Lyric thought is a kind of ontological seismic exploration and metaphors are charges set by the seismic crew. A good metaphor lets us see more deeply than a weak one.
“Wisdom and Metaphor” Jan Zwicky (2008)
Personally, I’m obsessed with understanding reality and ontological truth, and if academic feedback is a measure of anything, others have repeatedly praised my “performance” in the scientific and creative forms of investigating truth. However, these are, in fact, only forms. Therefore, regardless of the feedback, I feel like a member of the seismic crew digging deeper and deeper with newer, more advanced, more efficient, and more complex tools at my disposal only to find the truth receding further and further into that deep chasm of reality. Interestingly, I felt like I had a better grasp of “truth” when I started tearing open the ground with my pickaxe. I was certain that “there will be gold here, and gold is worth a fortune.” But now, I don’t know if I even care for gold anymore, and I’m not even certain it has value. The uncertainty ignites humility and appreciation for the hugeness of it all. Why do I keep digging then if the truth is ever receding? Well, if I don’t dig I might not discover the next insight, and the next. The truth of my certain insignificance is at stake.
One crucial piece of technology for investigation truth, accessible to every human at even the earliest stages of development, is the power to compare unrelated things to gain a richer understanding through metaphors, similes, and analogies.
Zwicky’s words (above) provide us with brilliant insight into the function of metaphors. Without the metaphor, a poet would be restricted to simply defining and describing observable characteristics. The scientist in me says “well, all you can really know about anything is what you can see, hear, taste, smell, touch, and compute in binary.” Meanwhile, my soul cries out horrified by the implications of such a suggestion “What about my eyes, ears, mouth, tongue, and hands? How will you satisfy MY senses?” Not to be too simplistic, but Zwicky seems to be suggesting that there exists 1) what we know, which is breadth: facts, information, superficial details, the “what it is” about a thing; and 2) what that knowledge means, which is depth: insight, understanding, wisdom, appreciation, the “why is it?” about a thing. Definitions describe what a thing is, but metaphors break into definitions opening a plethora of meaning through comparisons that are unlikely, but accessible to that metareflective aspect of our being, the soul.
For instance, for one of our Creative Writing 101 exercises at school we were asked to use metaphors to describe an object. I chose a guitar pick. Now, I could describe that guitar pick using only observable characteristics such as thickness, colour, shape, size, function, and texture, but there is a limit. At some point I would have said all there is to say (unless I had some very powerful observational tools at hand). However, metaphors allow me to enrich our collective understanding of what a guitar pick really is, what it means, and why it exists:

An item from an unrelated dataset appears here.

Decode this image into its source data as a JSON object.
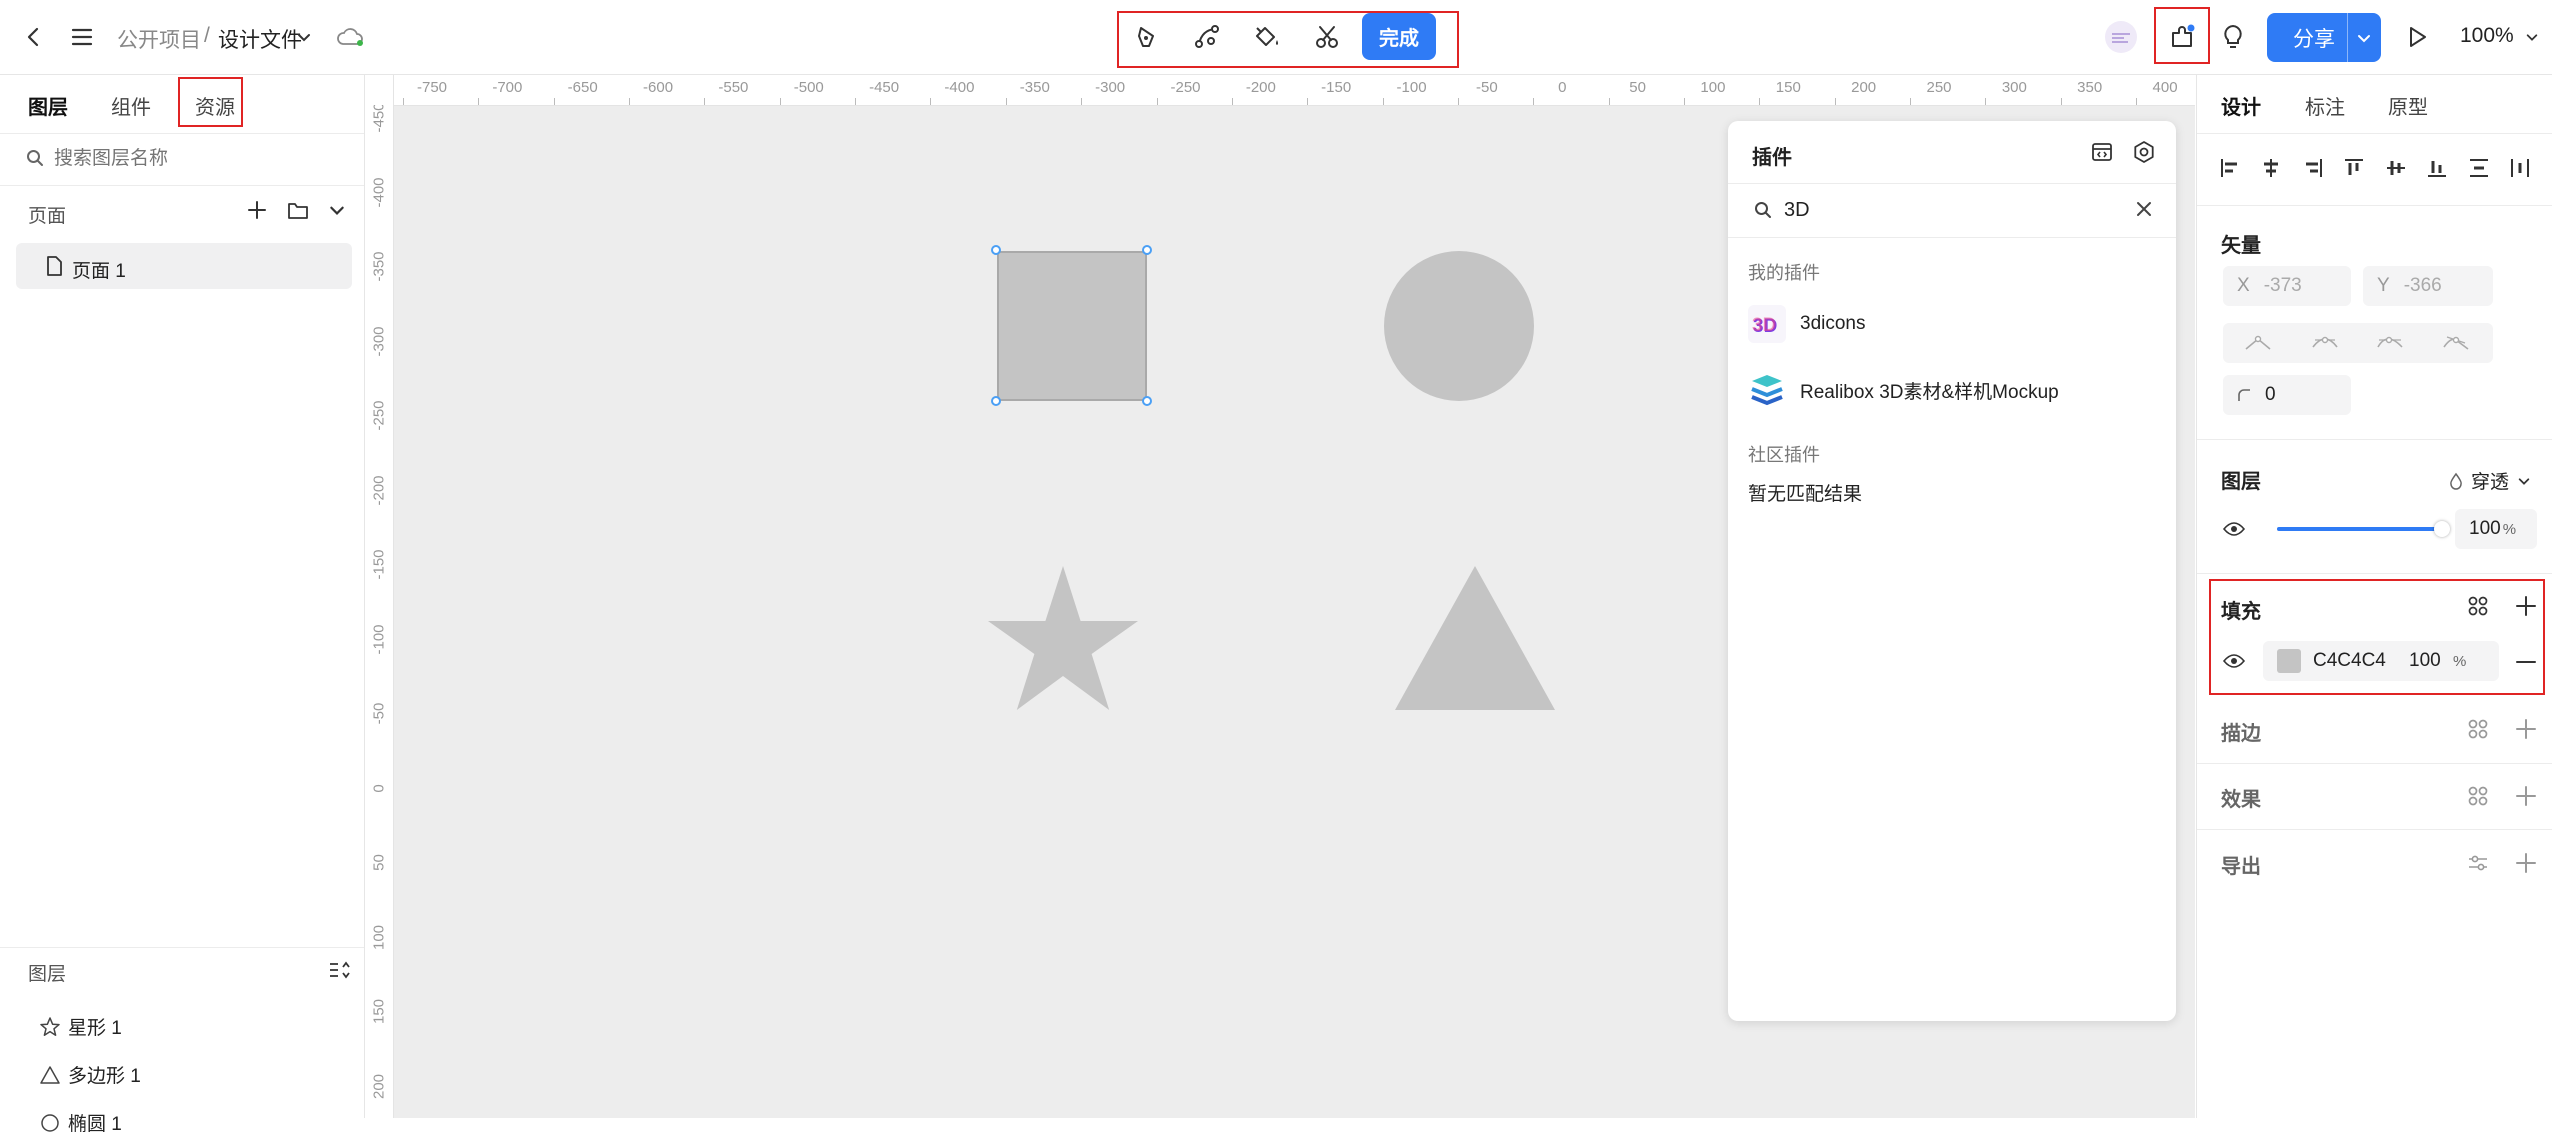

Hetfield’s hammer and chisel—
shaping chords infinitely.
A smick-smacking ticker on fortune’s wheel, steering
wheel smooth with a patch, ball of my foot rough, butter knife dull.
A tear that brings joy.
In the same sense Don McKay explains, “Poetry comes about because language is not able to represent raw experience, yet it must.” The metaphor is not simply an epiphenomenon of language; it is an apparatus that allows us to do away with our previous typologies and stereotypes and to re-discover the essence of what it is we are trying to understand. Therefore, a cold night isn’t simply lacking noise, but is “quiet as a lullaby” (Simic). The meaning derived from such comparisons is no longer necessarily rational, but does it need to be? The “quiet” of a lullaby is exactly like the “quiet” of a cold night. I don’t need reason to understand that, I just do.